Not everyone has the same situation when it comes to their cannabis supplies. For my own example, I make a lot of seeds. This means I have to squeak in my grows that result in seed-free buds for me to enjoy. I tend to do a back to back bud grow when I need to restock my bud supply. I get a big influx of buds, that I will also need to keep a lot of well stored, for several months at least. Great growing tip here folks. I have stored buds for literally 2 years this way. They are still all good, perfectly preserved.
Big coolers are also airtight. This is uber important. Especially if you store your buds in bags. I would recommend using canning style jars though. Smaller sized jars are also the superior choice here. Cannabis buds are a little bit like ice cream. Once you’ve cracked open the container the first time, the clock is ticking. I access many jars all the time. I just keep track of which ones have been opened already.
I keep a small plastic bowl with several plastic ice cubes in it. Anytime I open the cooler to get anything, I always replace the ice cubes with fresh, frozen ones. This keeps everything on the cool side. The secret to this storage is the insulation of the cooler, and the cooler temps inside. Temperatures inside the cooler will change very little over 24 hours. Only a few degrees either way. That, my esteemed homeskillets, is your most awesome cannabis storage growing tip! L8r G8rs.

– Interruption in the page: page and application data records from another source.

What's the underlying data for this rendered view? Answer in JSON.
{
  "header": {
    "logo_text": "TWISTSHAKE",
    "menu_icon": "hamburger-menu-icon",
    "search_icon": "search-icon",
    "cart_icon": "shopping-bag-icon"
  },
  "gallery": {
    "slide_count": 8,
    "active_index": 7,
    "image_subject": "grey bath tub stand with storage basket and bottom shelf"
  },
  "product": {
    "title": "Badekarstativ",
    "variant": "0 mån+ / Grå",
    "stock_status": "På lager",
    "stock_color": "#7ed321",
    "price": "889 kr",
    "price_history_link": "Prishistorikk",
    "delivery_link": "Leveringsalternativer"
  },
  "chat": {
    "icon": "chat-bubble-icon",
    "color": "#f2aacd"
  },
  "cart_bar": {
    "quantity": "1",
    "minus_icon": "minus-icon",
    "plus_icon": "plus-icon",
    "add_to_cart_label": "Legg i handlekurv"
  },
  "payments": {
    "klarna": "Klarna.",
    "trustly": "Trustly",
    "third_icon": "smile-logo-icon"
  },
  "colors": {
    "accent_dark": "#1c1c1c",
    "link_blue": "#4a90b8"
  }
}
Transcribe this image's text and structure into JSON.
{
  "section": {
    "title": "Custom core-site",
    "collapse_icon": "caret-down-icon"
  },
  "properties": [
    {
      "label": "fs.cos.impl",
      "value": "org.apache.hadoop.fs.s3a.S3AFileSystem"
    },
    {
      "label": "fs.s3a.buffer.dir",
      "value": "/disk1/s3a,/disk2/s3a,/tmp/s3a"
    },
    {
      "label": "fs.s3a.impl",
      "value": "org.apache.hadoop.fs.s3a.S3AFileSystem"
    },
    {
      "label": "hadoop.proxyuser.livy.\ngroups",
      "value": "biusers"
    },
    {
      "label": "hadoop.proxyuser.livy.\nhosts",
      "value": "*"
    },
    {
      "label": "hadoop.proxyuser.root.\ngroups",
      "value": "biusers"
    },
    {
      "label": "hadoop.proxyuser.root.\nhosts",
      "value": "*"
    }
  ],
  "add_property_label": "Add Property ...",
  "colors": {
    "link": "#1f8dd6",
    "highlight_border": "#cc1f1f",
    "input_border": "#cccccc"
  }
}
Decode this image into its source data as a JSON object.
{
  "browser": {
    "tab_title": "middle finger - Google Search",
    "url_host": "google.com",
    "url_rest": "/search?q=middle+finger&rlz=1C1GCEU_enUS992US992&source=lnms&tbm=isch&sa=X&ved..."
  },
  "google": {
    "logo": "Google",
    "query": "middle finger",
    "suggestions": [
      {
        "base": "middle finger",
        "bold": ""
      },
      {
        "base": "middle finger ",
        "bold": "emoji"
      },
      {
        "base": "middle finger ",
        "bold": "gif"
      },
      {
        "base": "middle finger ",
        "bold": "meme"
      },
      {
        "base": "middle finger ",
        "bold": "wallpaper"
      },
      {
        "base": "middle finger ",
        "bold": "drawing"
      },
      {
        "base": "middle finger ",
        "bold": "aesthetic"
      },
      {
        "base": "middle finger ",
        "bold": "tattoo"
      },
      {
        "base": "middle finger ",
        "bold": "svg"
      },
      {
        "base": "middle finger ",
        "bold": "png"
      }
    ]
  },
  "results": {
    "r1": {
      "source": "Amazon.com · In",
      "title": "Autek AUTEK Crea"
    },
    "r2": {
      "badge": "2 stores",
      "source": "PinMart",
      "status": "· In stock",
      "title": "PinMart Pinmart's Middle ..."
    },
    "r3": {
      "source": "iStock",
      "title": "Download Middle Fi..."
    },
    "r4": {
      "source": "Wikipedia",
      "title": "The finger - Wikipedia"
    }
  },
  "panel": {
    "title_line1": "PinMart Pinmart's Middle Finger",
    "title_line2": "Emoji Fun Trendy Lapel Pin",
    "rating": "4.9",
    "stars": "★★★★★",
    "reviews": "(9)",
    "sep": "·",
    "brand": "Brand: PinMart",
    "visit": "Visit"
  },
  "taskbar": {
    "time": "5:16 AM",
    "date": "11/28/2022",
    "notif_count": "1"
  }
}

I'm The Rev, and I have been with SKUNK for about a decade now. I hail from Southern California, spent mucho time in Northern California, and now reside in Southern Oregon; always coastal. I am an all natural style cannabis grower and I have written a couple books on the subject - check out True Living Organics 2nd Edition on Amazon - I have been growing for over 45 years, and I have been breeding cannabis for over 30 years. Check out kingdomorganicseeds.com to see some exotic selections. Growing connoisseur cannabis is what I teach mostly, growing it in living soil without using liquid organic nutrients to feed the plant. I am also a highly skilled synthetics grower, hydroponics, aeroponics, DWC/SWC/NFT, Ebb and Flow, and soilless, but I cringe when smoking synthetic grown herbs, so for the last 15 years or so I preach the artisan style of all natural growing, specializing in container growing. Cheers and welcome aboard.